Retype every record that follows, character for character.

———

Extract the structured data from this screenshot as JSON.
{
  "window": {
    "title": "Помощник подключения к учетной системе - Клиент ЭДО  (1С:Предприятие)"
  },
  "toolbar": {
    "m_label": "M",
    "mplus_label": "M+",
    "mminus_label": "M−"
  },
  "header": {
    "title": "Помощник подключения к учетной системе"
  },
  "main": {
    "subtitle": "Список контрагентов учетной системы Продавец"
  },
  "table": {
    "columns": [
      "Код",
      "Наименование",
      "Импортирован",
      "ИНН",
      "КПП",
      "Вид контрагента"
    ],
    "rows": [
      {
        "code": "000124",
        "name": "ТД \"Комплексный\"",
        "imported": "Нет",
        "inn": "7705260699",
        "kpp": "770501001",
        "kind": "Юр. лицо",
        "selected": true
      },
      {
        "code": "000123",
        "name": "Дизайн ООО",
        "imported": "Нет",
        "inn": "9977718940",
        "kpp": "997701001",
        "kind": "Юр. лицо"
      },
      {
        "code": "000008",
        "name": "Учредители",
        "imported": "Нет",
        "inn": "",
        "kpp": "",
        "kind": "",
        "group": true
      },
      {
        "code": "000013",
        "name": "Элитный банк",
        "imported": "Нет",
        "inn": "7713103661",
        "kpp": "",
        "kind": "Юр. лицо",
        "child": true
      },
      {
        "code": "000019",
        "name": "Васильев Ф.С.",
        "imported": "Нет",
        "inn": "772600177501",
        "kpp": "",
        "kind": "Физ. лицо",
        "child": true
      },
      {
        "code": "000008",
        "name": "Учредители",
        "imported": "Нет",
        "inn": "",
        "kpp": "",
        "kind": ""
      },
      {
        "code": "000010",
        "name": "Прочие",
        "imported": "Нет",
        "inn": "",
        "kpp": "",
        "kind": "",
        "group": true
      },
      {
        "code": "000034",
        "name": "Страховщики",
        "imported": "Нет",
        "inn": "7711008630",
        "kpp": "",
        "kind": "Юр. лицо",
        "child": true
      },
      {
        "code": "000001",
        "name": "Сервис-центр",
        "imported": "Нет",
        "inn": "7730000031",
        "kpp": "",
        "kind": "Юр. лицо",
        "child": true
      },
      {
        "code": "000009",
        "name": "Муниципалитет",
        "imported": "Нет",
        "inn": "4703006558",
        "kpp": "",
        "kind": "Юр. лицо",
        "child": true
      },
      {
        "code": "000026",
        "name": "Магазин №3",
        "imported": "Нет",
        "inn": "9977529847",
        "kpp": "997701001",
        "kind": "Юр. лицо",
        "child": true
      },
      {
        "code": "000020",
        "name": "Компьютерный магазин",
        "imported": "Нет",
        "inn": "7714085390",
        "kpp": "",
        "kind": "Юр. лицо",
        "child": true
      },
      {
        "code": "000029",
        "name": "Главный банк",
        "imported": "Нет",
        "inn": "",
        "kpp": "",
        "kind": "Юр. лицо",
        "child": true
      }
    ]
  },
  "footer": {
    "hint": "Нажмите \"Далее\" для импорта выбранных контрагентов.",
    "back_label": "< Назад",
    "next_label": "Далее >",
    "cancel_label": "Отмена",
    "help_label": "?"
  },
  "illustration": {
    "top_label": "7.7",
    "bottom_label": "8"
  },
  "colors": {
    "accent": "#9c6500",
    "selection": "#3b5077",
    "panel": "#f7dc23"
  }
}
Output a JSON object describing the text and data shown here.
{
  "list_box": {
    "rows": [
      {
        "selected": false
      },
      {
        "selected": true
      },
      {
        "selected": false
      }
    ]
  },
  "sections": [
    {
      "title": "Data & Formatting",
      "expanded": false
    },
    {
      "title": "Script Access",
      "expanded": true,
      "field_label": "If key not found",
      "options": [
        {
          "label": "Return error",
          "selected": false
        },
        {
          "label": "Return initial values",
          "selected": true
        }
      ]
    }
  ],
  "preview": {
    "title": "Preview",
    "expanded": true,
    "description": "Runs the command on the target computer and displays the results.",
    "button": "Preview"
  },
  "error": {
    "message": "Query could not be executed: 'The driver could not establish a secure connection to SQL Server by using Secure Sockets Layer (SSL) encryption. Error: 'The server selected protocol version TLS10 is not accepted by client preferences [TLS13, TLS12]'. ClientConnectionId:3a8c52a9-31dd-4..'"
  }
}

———

[SOLUTION TO THE EXERCISE]:
Extract the structured data from this screenshot as JSON.
{
  "window": {
    "title": "Помощник подключения к учетной системе - Клиент ЭДО  (1С:Предприятие)"
  },
  "toolbar": {
    "m_label": "M",
    "mplus_label": "M+",
    "mminus_label": "M−"
  },
  "header": {
    "title": "Помощник подключения к учетной системе"
  },
  "main": {
    "subtitle": "Список контрагентов учетной системы Продавец"
  },
  "table": {
    "columns": [
      "Код",
      "Наименование",
      "Импортирован",
      "ИНН",
      "КПП",
      "Вид контрагента"
    ],
    "rows": [
      {
        "code": "000124",
        "name": "ТД \"Комплексный\"",
        "imported": "Нет",
        "inn": "7705260699",
        "kpp": "770501001",
        "kind": "Юр. лицо",
        "selected": true
      },
      {
        "code": "000123",
        "name": "Дизайн ООО",
        "imported": "Нет",
        "inn": "9977718940",
        "kpp": "997701001",
        "kind": "Юр. лицо"
      },
      {
        "code": "000008",
        "name": "Учредители",
        "imported": "Нет",
        "inn": "",
        "kpp": "",
        "kind": "",
        "group": true
      },
      {
        "code": "000013",
        "name": "Элитный банк",
        "imported": "Нет",
        "inn": "7713103661",
        "kpp": "",
        "kind": "Юр. лицо",
        "child": true
      },
      {
        "code": "000019",
        "name": "Васильев Ф.С.",
        "imported": "Нет",
        "inn": "772600177501",
        "kpp": "",
        "kind": "Физ. лицо",
        "child": true
      },
      {
        "code": "000008",
        "name": "Учредители",
        "imported": "Нет",
        "inn": "",
        "kpp": "",
        "kind": ""
      },
      {
        "code": "000010",
        "name": "Прочие",
        "imported": "Нет",
        "inn": "",
        "kpp": "",
        "kind": "",
        "group": true
      },
      {
        "code": "000034",
        "name": "Страховщики",
        "imported": "Нет",
        "inn": "7711008630",
        "kpp": "",
        "kind": "Юр. лицо",
        "child": true
      },
      {
        "code": "000001",
        "name": "Сервис-центр",
        "imported": "Нет",
        "inn": "7730000031",
        "kpp": "",
        "kind": "Юр. лицо",
        "child": true
      },
      {
        "code": "000009",
        "name": "Муниципалитет",
        "imported": "Нет",
        "inn": "4703006558",
        "kpp": "",
        "kind": "Юр. лицо",
        "child": true
      },
      {
        "code": "000026",
        "name": "Магазин №3",
        "imported": "Нет",
        "inn": "9977529847",
        "kpp": "997701001",
        "kind": "Юр. лицо",
        "child": true
      },
      {
        "code": "000020",
        "name": "Компьютерный магазин",
        "imported": "Нет",
        "inn": "7714085390",
        "kpp": "",
        "kind": "Юр. лицо",
        "child": true
      },
      {
        "code": "000029",
        "name": "Главный банк",
        "imported": "Нет",
        "inn": "",
        "kpp": "",
        "kind": "Юр. лицо",
        "child": true
      }
    ]
  },
  "footer": {
    "hint": "Нажмите \"Далее\" для импорта выбранных контрагентов.",
    "back_label": "< Назад",
    "next_label": "Далее >",
    "cancel_label": "Отмена",
    "help_label": "?"
  },
  "illustration": {
    "top_label": "7.7",
    "bottom_label": "8"
  },
  "colors": {
    "accent": "#9c6500",
    "selection": "#3b5077",
    "panel": "#f7dc23"
  }
}
Output a JSON object describing the text and data shown here.
{
  "list_box": {
    "rows": [
      {
        "selected": false
      },
      {
        "selected": true
      },
      {
        "selected": false
      }
    ]
  },
  "sections": [
    {
      "title": "Data & Formatting",
      "expanded": false
    },
    {
      "title": "Script Access",
      "expanded": true,
      "field_label": "If key not found",
      "options": [
        {
          "label": "Return error",
          "selected": false
        },
        {
          "label": "Return initial values",
          "selected": true
        }
      ]
    }
  ],
  "preview": {
    "title": "Preview",
    "expanded": true,
    "description": "Runs the command on the target computer and displays the results.",
    "button": "Preview"
  },
  "error": {
    "message": "Query could not be executed: 'The driver could not establish a secure connection to SQL Server by using Secure Sockets Layer (SSL) encryption. Error: 'The server selected protocol version TLS10 is not accepted by client preferences [TLS13, TLS12]'. ClientConnectionId:3a8c52a9-31dd-4..'"
  }
}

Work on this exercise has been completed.